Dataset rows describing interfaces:
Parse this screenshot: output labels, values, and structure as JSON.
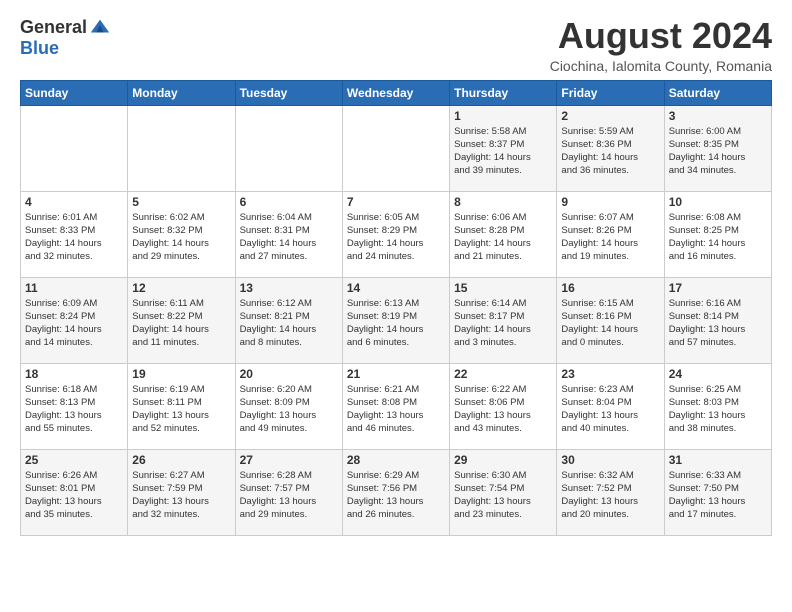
{
  "logo": {
    "general": "General",
    "blue": "Blue"
  },
  "header": {
    "month_year": "August 2024",
    "location": "Ciochina, Ialomita County, Romania"
  },
  "weekdays": [
    "Sunday",
    "Monday",
    "Tuesday",
    "Wednesday",
    "Thursday",
    "Friday",
    "Saturday"
  ],
  "weeks": [
    [
      {
        "day": "",
        "info": ""
      },
      {
        "day": "",
        "info": ""
      },
      {
        "day": "",
        "info": ""
      },
      {
        "day": "",
        "info": ""
      },
      {
        "day": "1",
        "info": "Sunrise: 5:58 AM\nSunset: 8:37 PM\nDaylight: 14 hours\nand 39 minutes."
      },
      {
        "day": "2",
        "info": "Sunrise: 5:59 AM\nSunset: 8:36 PM\nDaylight: 14 hours\nand 36 minutes."
      },
      {
        "day": "3",
        "info": "Sunrise: 6:00 AM\nSunset: 8:35 PM\nDaylight: 14 hours\nand 34 minutes."
      }
    ],
    [
      {
        "day": "4",
        "info": "Sunrise: 6:01 AM\nSunset: 8:33 PM\nDaylight: 14 hours\nand 32 minutes."
      },
      {
        "day": "5",
        "info": "Sunrise: 6:02 AM\nSunset: 8:32 PM\nDaylight: 14 hours\nand 29 minutes."
      },
      {
        "day": "6",
        "info": "Sunrise: 6:04 AM\nSunset: 8:31 PM\nDaylight: 14 hours\nand 27 minutes."
      },
      {
        "day": "7",
        "info": "Sunrise: 6:05 AM\nSunset: 8:29 PM\nDaylight: 14 hours\nand 24 minutes."
      },
      {
        "day": "8",
        "info": "Sunrise: 6:06 AM\nSunset: 8:28 PM\nDaylight: 14 hours\nand 21 minutes."
      },
      {
        "day": "9",
        "info": "Sunrise: 6:07 AM\nSunset: 8:26 PM\nDaylight: 14 hours\nand 19 minutes."
      },
      {
        "day": "10",
        "info": "Sunrise: 6:08 AM\nSunset: 8:25 PM\nDaylight: 14 hours\nand 16 minutes."
      }
    ],
    [
      {
        "day": "11",
        "info": "Sunrise: 6:09 AM\nSunset: 8:24 PM\nDaylight: 14 hours\nand 14 minutes."
      },
      {
        "day": "12",
        "info": "Sunrise: 6:11 AM\nSunset: 8:22 PM\nDaylight: 14 hours\nand 11 minutes."
      },
      {
        "day": "13",
        "info": "Sunrise: 6:12 AM\nSunset: 8:21 PM\nDaylight: 14 hours\nand 8 minutes."
      },
      {
        "day": "14",
        "info": "Sunrise: 6:13 AM\nSunset: 8:19 PM\nDaylight: 14 hours\nand 6 minutes."
      },
      {
        "day": "15",
        "info": "Sunrise: 6:14 AM\nSunset: 8:17 PM\nDaylight: 14 hours\nand 3 minutes."
      },
      {
        "day": "16",
        "info": "Sunrise: 6:15 AM\nSunset: 8:16 PM\nDaylight: 14 hours\nand 0 minutes."
      },
      {
        "day": "17",
        "info": "Sunrise: 6:16 AM\nSunset: 8:14 PM\nDaylight: 13 hours\nand 57 minutes."
      }
    ],
    [
      {
        "day": "18",
        "info": "Sunrise: 6:18 AM\nSunset: 8:13 PM\nDaylight: 13 hours\nand 55 minutes."
      },
      {
        "day": "19",
        "info": "Sunrise: 6:19 AM\nSunset: 8:11 PM\nDaylight: 13 hours\nand 52 minutes."
      },
      {
        "day": "20",
        "info": "Sunrise: 6:20 AM\nSunset: 8:09 PM\nDaylight: 13 hours\nand 49 minutes."
      },
      {
        "day": "21",
        "info": "Sunrise: 6:21 AM\nSunset: 8:08 PM\nDaylight: 13 hours\nand 46 minutes."
      },
      {
        "day": "22",
        "info": "Sunrise: 6:22 AM\nSunset: 8:06 PM\nDaylight: 13 hours\nand 43 minutes."
      },
      {
        "day": "23",
        "info": "Sunrise: 6:23 AM\nSunset: 8:04 PM\nDaylight: 13 hours\nand 40 minutes."
      },
      {
        "day": "24",
        "info": "Sunrise: 6:25 AM\nSunset: 8:03 PM\nDaylight: 13 hours\nand 38 minutes."
      }
    ],
    [
      {
        "day": "25",
        "info": "Sunrise: 6:26 AM\nSunset: 8:01 PM\nDaylight: 13 hours\nand 35 minutes."
      },
      {
        "day": "26",
        "info": "Sunrise: 6:27 AM\nSunset: 7:59 PM\nDaylight: 13 hours\nand 32 minutes."
      },
      {
        "day": "27",
        "info": "Sunrise: 6:28 AM\nSunset: 7:57 PM\nDaylight: 13 hours\nand 29 minutes."
      },
      {
        "day": "28",
        "info": "Sunrise: 6:29 AM\nSunset: 7:56 PM\nDaylight: 13 hours\nand 26 minutes."
      },
      {
        "day": "29",
        "info": "Sunrise: 6:30 AM\nSunset: 7:54 PM\nDaylight: 13 hours\nand 23 minutes."
      },
      {
        "day": "30",
        "info": "Sunrise: 6:32 AM\nSunset: 7:52 PM\nDaylight: 13 hours\nand 20 minutes."
      },
      {
        "day": "31",
        "info": "Sunrise: 6:33 AM\nSunset: 7:50 PM\nDaylight: 13 hours\nand 17 minutes."
      }
    ]
  ]
}
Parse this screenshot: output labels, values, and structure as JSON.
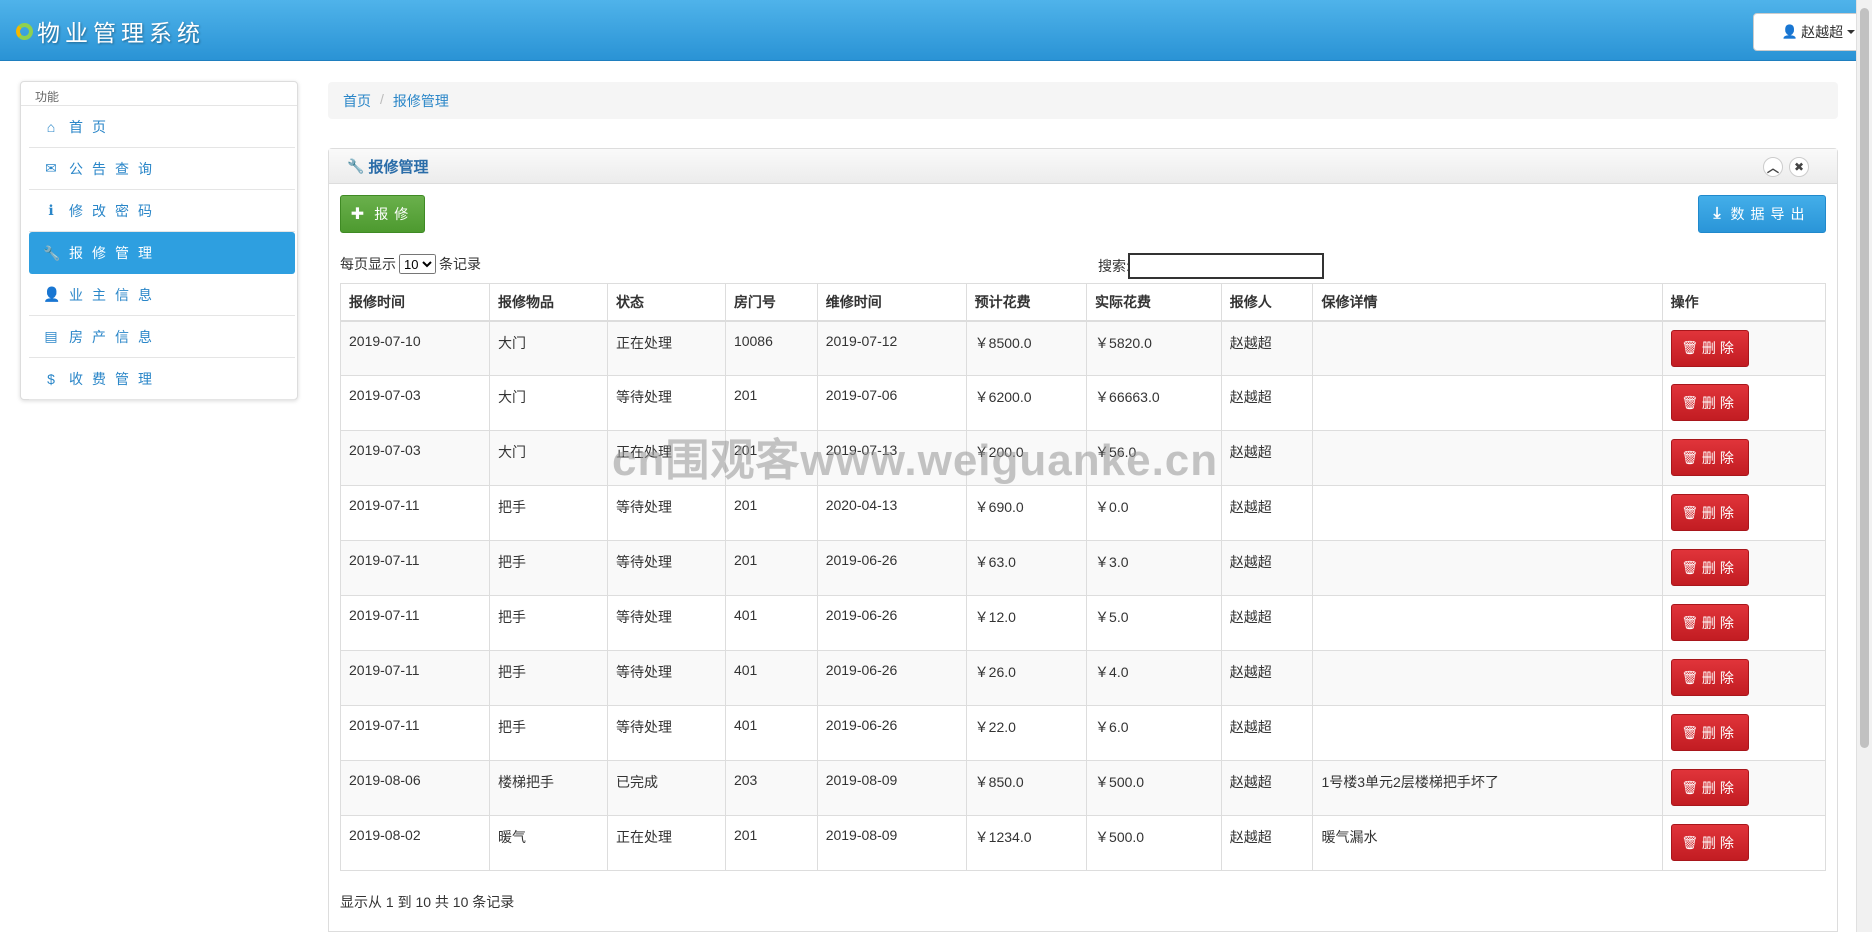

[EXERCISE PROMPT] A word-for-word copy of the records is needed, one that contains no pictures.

[EXERCISE RESPONSE]
Parse this screenshot: output labels, values, and structure as JSON.
{
  "logo": {
    "general": "General",
    "blue": "Blue"
  },
  "header": {
    "month_year": "August 2024",
    "location": "Ciochina, Ialomita County, Romania"
  },
  "weekdays": [
    "Sunday",
    "Monday",
    "Tuesday",
    "Wednesday",
    "Thursday",
    "Friday",
    "Saturday"
  ],
  "weeks": [
    [
      {
        "day": "",
        "info": ""
      },
      {
        "day": "",
        "info": ""
      },
      {
        "day": "",
        "info": ""
      },
      {
        "day": "",
        "info": ""
      },
      {
        "day": "1",
        "info": "Sunrise: 5:58 AM\nSunset: 8:37 PM\nDaylight: 14 hours\nand 39 minutes."
      },
      {
        "day": "2",
        "info": "Sunrise: 5:59 AM\nSunset: 8:36 PM\nDaylight: 14 hours\nand 36 minutes."
      },
      {
        "day": "3",
        "info": "Sunrise: 6:00 AM\nSunset: 8:35 PM\nDaylight: 14 hours\nand 34 minutes."
      }
    ],
    [
      {
        "day": "4",
        "info": "Sunrise: 6:01 AM\nSunset: 8:33 PM\nDaylight: 14 hours\nand 32 minutes."
      },
      {
        "day": "5",
        "info": "Sunrise: 6:02 AM\nSunset: 8:32 PM\nDaylight: 14 hours\nand 29 minutes."
      },
      {
        "day": "6",
        "info": "Sunrise: 6:04 AM\nSunset: 8:31 PM\nDaylight: 14 hours\nand 27 minutes."
      },
      {
        "day": "7",
        "info": "Sunrise: 6:05 AM\nSunset: 8:29 PM\nDaylight: 14 hours\nand 24 minutes."
      },
      {
        "day": "8",
        "info": "Sunrise: 6:06 AM\nSunset: 8:28 PM\nDaylight: 14 hours\nand 21 minutes."
      },
      {
        "day": "9",
        "info": "Sunrise: 6:07 AM\nSunset: 8:26 PM\nDaylight: 14 hours\nand 19 minutes."
      },
      {
        "day": "10",
        "info": "Sunrise: 6:08 AM\nSunset: 8:25 PM\nDaylight: 14 hours\nand 16 minutes."
      }
    ],
    [
      {
        "day": "11",
        "info": "Sunrise: 6:09 AM\nSunset: 8:24 PM\nDaylight: 14 hours\nand 14 minutes."
      },
      {
        "day": "12",
        "info": "Sunrise: 6:11 AM\nSunset: 8:22 PM\nDaylight: 14 hours\nand 11 minutes."
      },
      {
        "day": "13",
        "info": "Sunrise: 6:12 AM\nSunset: 8:21 PM\nDaylight: 14 hours\nand 8 minutes."
      },
      {
        "day": "14",
        "info": "Sunrise: 6:13 AM\nSunset: 8:19 PM\nDaylight: 14 hours\nand 6 minutes."
      },
      {
        "day": "15",
        "info": "Sunrise: 6:14 AM\nSunset: 8:17 PM\nDaylight: 14 hours\nand 3 minutes."
      },
      {
        "day": "16",
        "info": "Sunrise: 6:15 AM\nSunset: 8:16 PM\nDaylight: 14 hours\nand 0 minutes."
      },
      {
        "day": "17",
        "info": "Sunrise: 6:16 AM\nSunset: 8:14 PM\nDaylight: 13 hours\nand 57 minutes."
      }
    ],
    [
      {
        "day": "18",
        "info": "Sunrise: 6:18 AM\nSunset: 8:13 PM\nDaylight: 13 hours\nand 55 minutes."
      },
      {
        "day": "19",
        "info": "Sunrise: 6:19 AM\nSunset: 8:11 PM\nDaylight: 13 hours\nand 52 minutes."
      },
      {
        "day": "20",
        "info": "Sunrise: 6:20 AM\nSunset: 8:09 PM\nDaylight: 13 hours\nand 49 minutes."
      },
      {
        "day": "21",
        "info": "Sunrise: 6:21 AM\nSunset: 8:08 PM\nDaylight: 13 hours\nand 46 minutes."
      },
      {
        "day": "22",
        "info": "Sunrise: 6:22 AM\nSunset: 8:06 PM\nDaylight: 13 hours\nand 43 minutes."
      },
      {
        "day": "23",
        "info": "Sunrise: 6:23 AM\nSunset: 8:04 PM\nDaylight: 13 hours\nand 40 minutes."
      },
      {
        "day": "24",
        "info": "Sunrise: 6:25 AM\nSunset: 8:03 PM\nDaylight: 13 hours\nand 38 minutes."
      }
    ],
    [
      {
        "day": "25",
        "info": "Sunrise: 6:26 AM\nSunset: 8:01 PM\nDaylight: 13 hours\nand 35 minutes."
      },
      {
        "day": "26",
        "info": "Sunrise: 6:27 AM\nSunset: 7:59 PM\nDaylight: 13 hours\nand 32 minutes."
      },
      {
        "day": "27",
        "info": "Sunrise: 6:28 AM\nSunset: 7:57 PM\nDaylight: 13 hours\nand 29 minutes."
      },
      {
        "day": "28",
        "info": "Sunrise: 6:29 AM\nSunset: 7:56 PM\nDaylight: 13 hours\nand 26 minutes."
      },
      {
        "day": "29",
        "info": "Sunrise: 6:30 AM\nSunset: 7:54 PM\nDaylight: 13 hours\nand 23 minutes."
      },
      {
        "day": "30",
        "info": "Sunrise: 6:32 AM\nSunset: 7:52 PM\nDaylight: 13 hours\nand 20 minutes."
      },
      {
        "day": "31",
        "info": "Sunrise: 6:33 AM\nSunset: 7:50 PM\nDaylight: 13 hours\nand 17 minutes."
      }
    ]
  ]
}
Parse this screenshot: output labels, values, and structure as JSON.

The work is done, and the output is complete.